• **PROBLEM TO SOLVE**: Return the entries exactly as they appear.

• **Extracted data entries**:
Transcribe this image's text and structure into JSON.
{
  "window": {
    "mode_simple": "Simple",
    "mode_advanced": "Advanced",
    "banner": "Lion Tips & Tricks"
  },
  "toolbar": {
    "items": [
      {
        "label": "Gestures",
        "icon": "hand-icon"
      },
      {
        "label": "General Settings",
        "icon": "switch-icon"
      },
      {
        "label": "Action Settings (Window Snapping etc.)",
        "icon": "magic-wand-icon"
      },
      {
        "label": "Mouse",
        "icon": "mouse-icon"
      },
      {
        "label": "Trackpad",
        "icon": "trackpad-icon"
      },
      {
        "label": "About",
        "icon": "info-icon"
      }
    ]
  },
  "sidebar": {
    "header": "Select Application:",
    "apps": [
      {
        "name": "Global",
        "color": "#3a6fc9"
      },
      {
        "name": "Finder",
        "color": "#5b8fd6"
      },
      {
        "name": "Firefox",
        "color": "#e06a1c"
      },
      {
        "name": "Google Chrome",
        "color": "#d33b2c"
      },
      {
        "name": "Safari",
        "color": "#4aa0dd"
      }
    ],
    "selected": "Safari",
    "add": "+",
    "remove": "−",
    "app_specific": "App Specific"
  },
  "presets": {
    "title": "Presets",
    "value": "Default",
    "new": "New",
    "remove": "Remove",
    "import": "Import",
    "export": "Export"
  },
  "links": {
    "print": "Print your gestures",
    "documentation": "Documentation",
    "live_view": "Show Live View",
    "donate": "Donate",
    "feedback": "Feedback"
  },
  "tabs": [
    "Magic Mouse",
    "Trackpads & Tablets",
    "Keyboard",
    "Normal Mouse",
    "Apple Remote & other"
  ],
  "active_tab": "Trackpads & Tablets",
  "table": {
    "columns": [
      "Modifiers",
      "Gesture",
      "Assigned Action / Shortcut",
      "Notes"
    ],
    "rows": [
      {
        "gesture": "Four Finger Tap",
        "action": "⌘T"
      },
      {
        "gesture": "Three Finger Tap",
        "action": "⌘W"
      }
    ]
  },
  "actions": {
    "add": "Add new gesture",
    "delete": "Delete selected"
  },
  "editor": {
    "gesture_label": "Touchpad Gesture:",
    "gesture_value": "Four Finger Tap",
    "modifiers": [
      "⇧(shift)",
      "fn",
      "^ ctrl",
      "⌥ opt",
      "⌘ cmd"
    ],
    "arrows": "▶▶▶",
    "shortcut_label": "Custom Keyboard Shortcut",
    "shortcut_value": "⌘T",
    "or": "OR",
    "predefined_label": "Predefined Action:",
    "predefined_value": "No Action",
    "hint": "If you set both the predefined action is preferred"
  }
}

• **SOLUTION FOR THIS PROBLEM**:
Transcribe this image's text and structure into JSON.
{
  "window": {
    "mode_simple": "Simple",
    "mode_advanced": "Advanced",
    "banner": "Lion Tips & Tricks"
  },
  "toolbar": {
    "items": [
      {
        "label": "Gestures",
        "icon": "hand-icon"
      },
      {
        "label": "General Settings",
        "icon": "switch-icon"
      },
      {
        "label": "Action Settings (Window Snapping etc.)",
        "icon": "magic-wand-icon"
      },
      {
        "label": "Mouse",
        "icon": "mouse-icon"
      },
      {
        "label": "Trackpad",
        "icon": "trackpad-icon"
      },
      {
        "label": "About",
        "icon": "info-icon"
      }
    ]
  },
  "sidebar": {
    "header": "Select Application:",
    "apps": [
      {
        "name": "Global",
        "color": "#3a6fc9"
      },
      {
        "name": "Finder",
        "color": "#5b8fd6"
      },
      {
        "name": "Firefox",
        "color": "#e06a1c"
      },
      {
        "name": "Google Chrome",
        "color": "#d33b2c"
      },
      {
        "name": "Safari",
        "color": "#4aa0dd"
      }
    ],
    "selected": "Safari",
    "add": "+",
    "remove": "−",
    "app_specific": "App Specific"
  },
  "presets": {
    "title": "Presets",
    "value": "Default",
    "new": "New",
    "remove": "Remove",
    "import": "Import",
    "export": "Export"
  },
  "links": {
    "print": "Print your gestures",
    "documentation": "Documentation",
    "live_view": "Show Live View",
    "donate": "Donate",
    "feedback": "Feedback"
  },
  "tabs": [
    "Magic Mouse",
    "Trackpads & Tablets",
    "Keyboard",
    "Normal Mouse",
    "Apple Remote & other"
  ],
  "active_tab": "Trackpads & Tablets",
  "table": {
    "columns": [
      "Modifiers",
      "Gesture",
      "Assigned Action / Shortcut",
      "Notes"
    ],
    "rows": [
      {
        "gesture": "Four Finger Tap",
        "action": "⌘T"
      },
      {
        "gesture": "Three Finger Tap",
        "action": "⌘W"
      }
    ]
  },
  "actions": {
    "add": "Add new gesture",
    "delete": "Delete selected"
  },
  "editor": {
    "gesture_label": "Touchpad Gesture:",
    "gesture_value": "Four Finger Tap",
    "modifiers": [
      "⇧(shift)",
      "fn",
      "^ ctrl",
      "⌥ opt",
      "⌘ cmd"
    ],
    "arrows": "▶▶▶",
    "shortcut_label": "Custom Keyboard Shortcut",
    "shortcut_value": "⌘T",
    "or": "OR",
    "predefined_label": "Predefined Action:",
    "predefined_value": "No Action",
    "hint": "If you set both the predefined action is preferred"
  }
}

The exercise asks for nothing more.